Each of these types has its own unique applications, advantages, and limitations. Some are better suited for small, simple networks, while others are designed for large, complex, multi-site implementations.

Relationship between MPLS and WDM

Wavelength Division Multiplexing (WDM) is another technology that significantly influences modern networking. WDM allows multiple optical signals to be sent over a single fiber strand. MPLS and WDM often work in concert, providing both the transport layer (WDM) and the service layer (MPLS) in a network.

Multi-Layer Networking
MPLS can sit on top of a WDM network to provide a multi-layer networking solution. In this setup, WDM takes care of the optical layer while MPLS handles the data layer. This results in optimized bandwidth utilization, increased network efficiency, and lowered operational costs.

Traffic Engineering
Both MPLS and WDM offer traffic engineering features, but they operate at different layers. MPLS can handle the prioritization of data packets, while WDM can allocate specific wavelengths for different data types or customers.

MPLS and Vendors

MPLS solutions are provided by various networking vendors, including VC4, each with its own set of features, advantages, and limitations. Some providers offer robust and scalable solutions, which integrate seamlessly with a wide array of networking hardware. Others, offer user-friendly configuration options, whilst other still, are long standing players in the MPLS domain, and offer reliability.

Implications for the Future

With current technologies like 5G, IoT, and SD-WAN becoming more prevalent, MPLS’s role as an efficient, reliable routing mechanism is likely to grow. Its ability to support deterministic routing and advanced QoS features will be critical in managing increasingly complex network demands.
MPLS offers a plethora of benefits over traditional IP routing methods. By replacing cumbersome address-based routing with more efficient label-based switching, MPLS provides a streamlined, effective solution for complex network topologies. Its role in future network architectures, particularly with the advent of technologies that require rapid, reliable data transmission, is undeniably important. Therefore, understanding the nuances of MPLS is crucial for network engineers and architects involved in designing next-generation networks.

VC4 and MPLS

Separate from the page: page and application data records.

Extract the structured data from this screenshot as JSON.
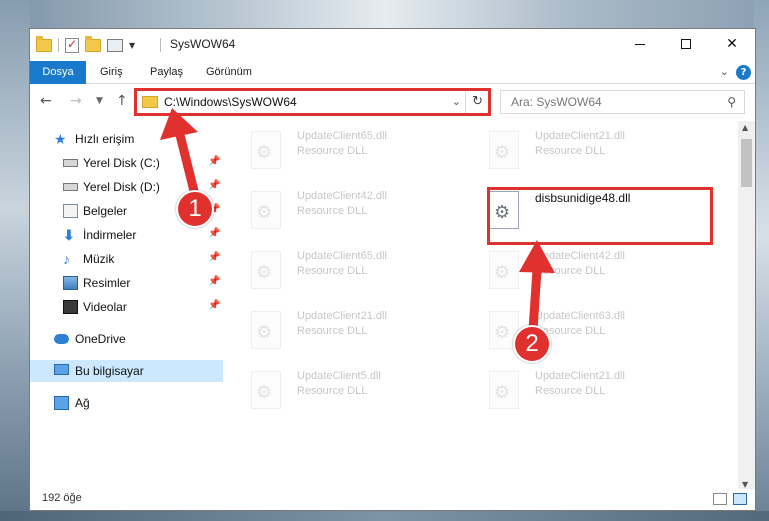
{
  "window": {
    "title": "SysWOW64"
  },
  "ribbon": {
    "tabs": [
      "Dosya",
      "Giriş",
      "Paylaş",
      "Görünüm"
    ],
    "help": "?"
  },
  "navigation": {
    "address": "C:\\Windows\\SysWOW64",
    "search_placeholder": "Ara: SysWOW64"
  },
  "sidebar": {
    "items": [
      {
        "label": "Hızlı erişim",
        "icon": "star-icon"
      },
      {
        "label": "Yerel Disk (C:)",
        "icon": "drive-icon",
        "pinned": true
      },
      {
        "label": "Yerel Disk (D:)",
        "icon": "drive-icon",
        "pinned": true
      },
      {
        "label": "Belgeler",
        "icon": "documents-icon",
        "pinned": true
      },
      {
        "label": "İndirmeler",
        "icon": "downloads-icon",
        "pinned": true
      },
      {
        "label": "Müzik",
        "icon": "music-icon",
        "pinned": true
      },
      {
        "label": "Resimler",
        "icon": "pictures-icon",
        "pinned": true
      },
      {
        "label": "Videolar",
        "icon": "videos-icon",
        "pinned": true
      },
      {
        "label": "OneDrive",
        "icon": "onedrive-icon"
      },
      {
        "label": "Bu bilgisayar",
        "icon": "computer-icon",
        "selected": true
      },
      {
        "label": "Ağ",
        "icon": "network-icon"
      }
    ]
  },
  "files": [
    {
      "name": "UpdateClient65.dll",
      "type": "Resource DLL"
    },
    {
      "name": "UpdateClient21.dll",
      "type": "Resource DLL"
    },
    {
      "name": "UpdateClient42.dll",
      "type": "Resource DLL"
    },
    {
      "name": "disbsunidige48.dll",
      "type": ""
    },
    {
      "name": "UpdateClient65.dll",
      "type": "Resource DLL"
    },
    {
      "name": "UpdateClient42.dll",
      "type": "Resource DLL"
    },
    {
      "name": "UpdateClient21.dll",
      "type": "Resource DLL"
    },
    {
      "name": "UpdateClient63.dll",
      "type": "Resource DLL"
    },
    {
      "name": "UpdateClient5.dll",
      "type": "Resource DLL"
    },
    {
      "name": "UpdateClient21.dll",
      "type": "Resource DLL"
    }
  ],
  "status": {
    "item_count": "192 öğe"
  },
  "annotations": {
    "step1": "1",
    "step2": "2",
    "highlight_color": "#e0312e"
  },
  "colors": {
    "accent": "#1979ca",
    "selection": "#cce8ff"
  }
}
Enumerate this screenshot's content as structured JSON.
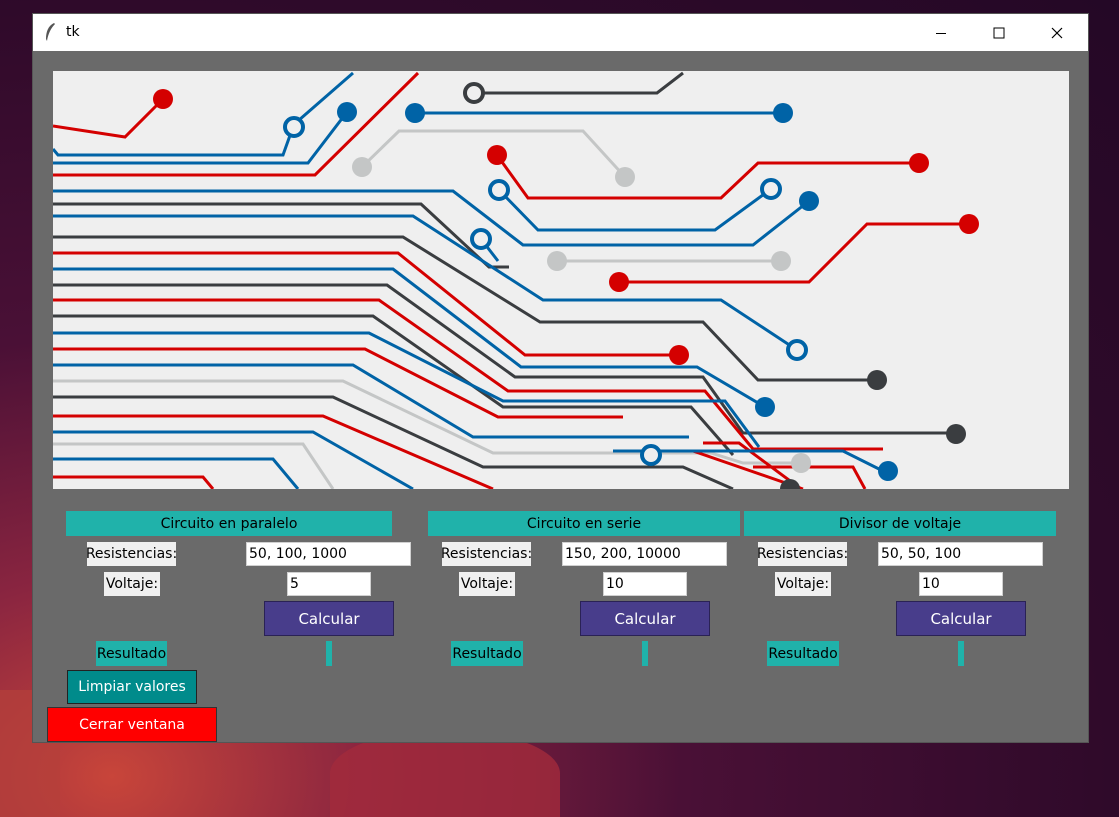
{
  "window": {
    "title": "tk"
  },
  "panels": [
    {
      "header": "Circuito en paralelo",
      "res_label": "Resistencias:",
      "res_value": "50, 100, 1000",
      "volt_label": "Voltaje:",
      "volt_value": "5",
      "calc_label": "Calcular",
      "result_label": "Resultado",
      "result_value": ""
    },
    {
      "header": "Circuito en serie",
      "res_label": "Resistencias:",
      "res_value": "150, 200, 10000",
      "volt_label": "Voltaje:",
      "volt_value": "10",
      "calc_label": "Calcular",
      "result_label": "Resultado",
      "result_value": ""
    },
    {
      "header": "Divisor de voltaje",
      "res_label": "Resistencias:",
      "res_value": "50, 50, 100",
      "volt_label": "Voltaje:",
      "volt_value": "10",
      "calc_label": "Calcular",
      "result_label": "Resultado",
      "result_value": ""
    }
  ],
  "actions": {
    "clear_label": "Limpiar valores",
    "close_label": "Cerrar ventana"
  },
  "colors": {
    "accent": "#20b2aa",
    "calc": "#483d8b",
    "clear": "#008b8b",
    "close": "#ff0000",
    "window_bg": "#6a6a6a",
    "circuit_red": "#d40000",
    "circuit_blue": "#0063a6",
    "circuit_dark": "#3a3d40",
    "circuit_grey": "#c4c6c6"
  },
  "icons": {
    "app": "feather-icon",
    "minimize": "minimize-icon",
    "maximize": "maximize-icon",
    "close": "close-icon"
  }
}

The integration of VC4-IMS with MPLS networks brings about a synergy that combines the robustness of MPLS routing with the intelligence of a sophisticated network inventory management solution. This results in a highly efficient, manageable, and scalable network infrastructure. Given the rapidly evolving networking landscape, leveraging technologies like MPLS and VC4-IMS software is increasingly becoming a necessity for organizations aiming for operational excellence in telecom network management.